it's also worth acknowledging that you're changing the assumptions of the AP pretty significantly.
This, and you're also probably changing the setting's assumptions. I've had my share of problems myself with players who like to play against those assumptions as long as I stressed the importance of those assumptions. Then, I've run games where those assumptions where kinda created by playing, and in those kind of games, the problems vanished.
Today, I differentiate between players, who like to play against stereotypes and players of the special snowflake variety. From what I got from this thread, Axial seems to belong in the first category, so I probably wouldn't have any problems with this, even if it meant additional work.
I have to say though, that I don't use the APs or other published adventures as written very much. It's more that I use an adventure's or AP's premise and see what happens if the player characters interact with it (and most of the time, I use those adventures not in the setting, for which they were written anyways). So if an adventure assumes that you don't play option X, but a player expresses the wish to play X anyways, we can make it happen most of the time.

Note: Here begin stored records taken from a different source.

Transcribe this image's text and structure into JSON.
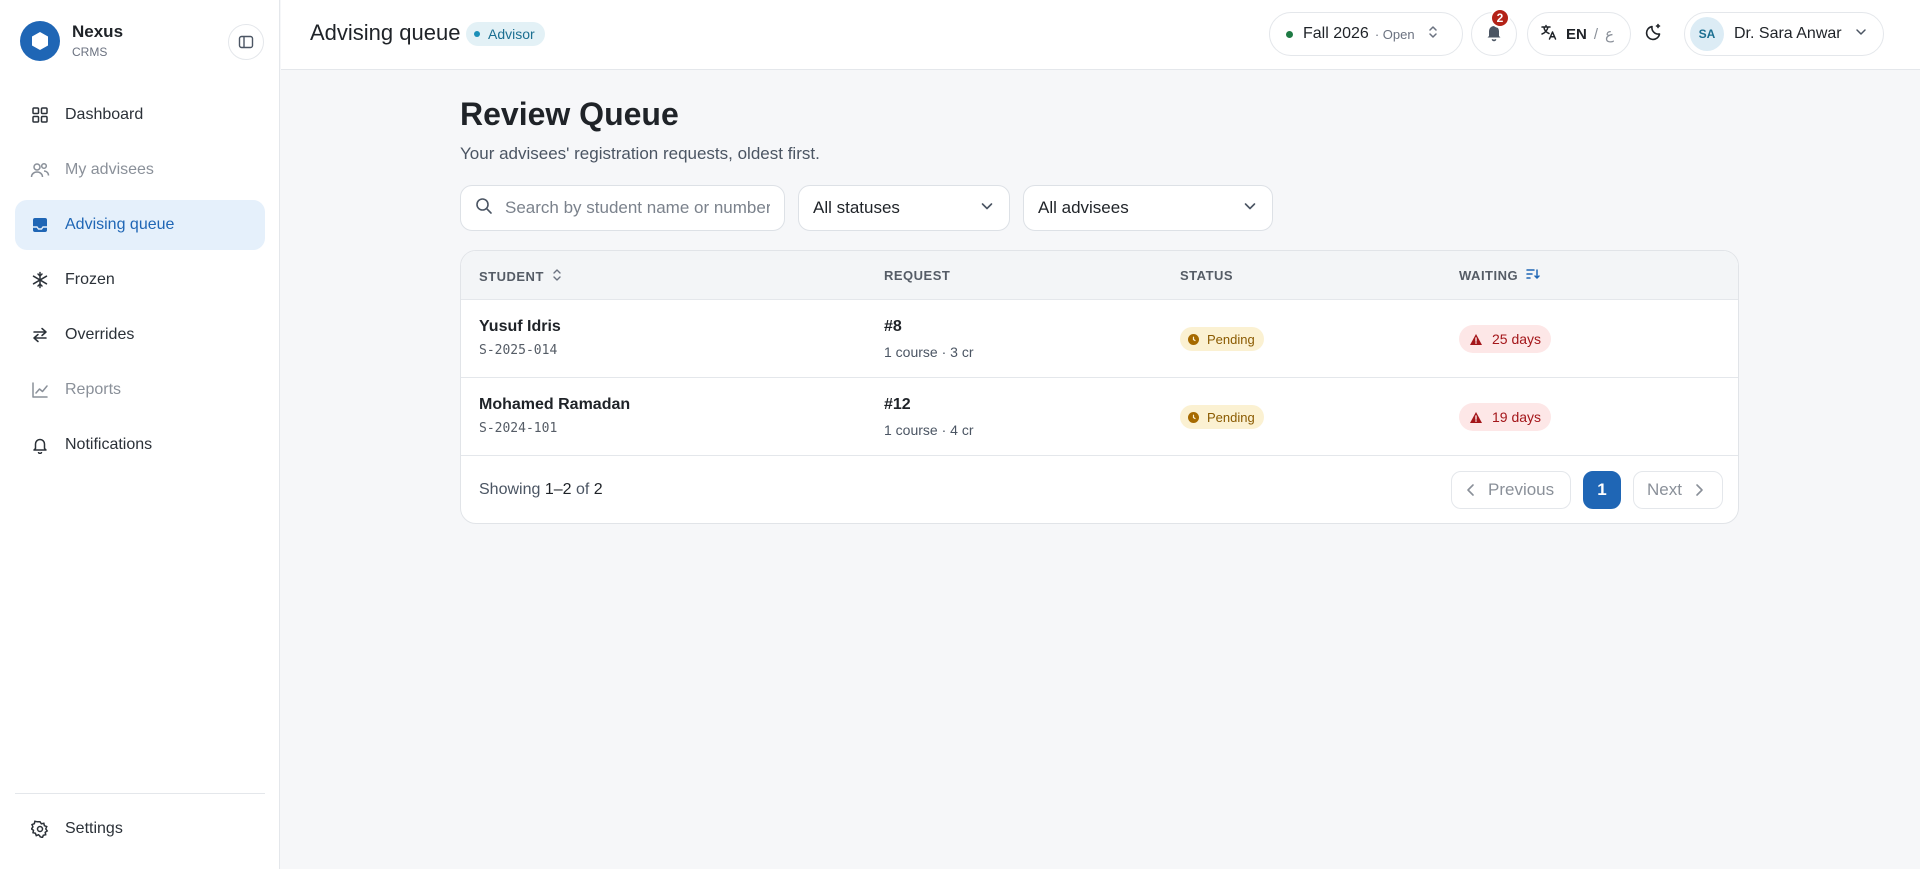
{
  "brand": {
    "name": "Nexus",
    "sub": "CRMS"
  },
  "sidebar": {
    "items": [
      {
        "label": "Dashboard",
        "icon": "grid-icon",
        "state": "normal"
      },
      {
        "label": "My advisees",
        "icon": "users-icon",
        "state": "muted"
      },
      {
        "label": "Advising queue",
        "icon": "inbox-icon",
        "state": "active"
      },
      {
        "label": "Frozen",
        "icon": "snowflake-icon",
        "state": "normal"
      },
      {
        "label": "Overrides",
        "icon": "swap-icon",
        "state": "normal"
      },
      {
        "label": "Reports",
        "icon": "chart-line-icon",
        "state": "muted"
      },
      {
        "label": "Notifications",
        "icon": "bell-icon",
        "state": "normal"
      }
    ],
    "settings_label": "Settings"
  },
  "header": {
    "title": "Advising queue",
    "role_badge": "Advisor",
    "term": "Fall 2026",
    "term_state": "· Open",
    "notifications_count": "2",
    "lang_current": "EN",
    "lang_sep": "/",
    "lang_alt": "ع",
    "user_initials": "SA",
    "user_name": "Dr. Sara Anwar"
  },
  "main": {
    "title": "Review Queue",
    "subtitle": "Your advisees' registration requests, oldest first.",
    "search_placeholder": "Search by student name or number",
    "status_filter": "All statuses",
    "advisee_filter": "All advisees"
  },
  "table": {
    "columns": {
      "student": "STUDENT",
      "request": "REQUEST",
      "status": "STATUS",
      "waiting": "WAITING"
    },
    "rows": [
      {
        "name": "Yusuf Idris",
        "id": "S-2025-014",
        "request": "#8",
        "request_detail": "1 course · 3 cr",
        "status": "Pending",
        "waiting": "25 days"
      },
      {
        "name": "Mohamed Ramadan",
        "id": "S-2024-101",
        "request": "#12",
        "request_detail": "1 course · 4 cr",
        "status": "Pending",
        "waiting": "19 days"
      }
    ],
    "footer": {
      "showing_prefix": "Showing",
      "range": "1–2",
      "of_word": "of",
      "total": "2"
    },
    "pagination": {
      "previous": "Previous",
      "current": "1",
      "next": "Next"
    }
  },
  "colors": {
    "accent": "#1f66b5",
    "pending": "#fbf1d2",
    "overdue": "#fde7e7",
    "badge": "#b42318"
  }
}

Now if the player is a spotlight hogger, I won't stop him from spotlight hogging by forbidding him to play a certain character, so I'll have to deal with his behavior anyways.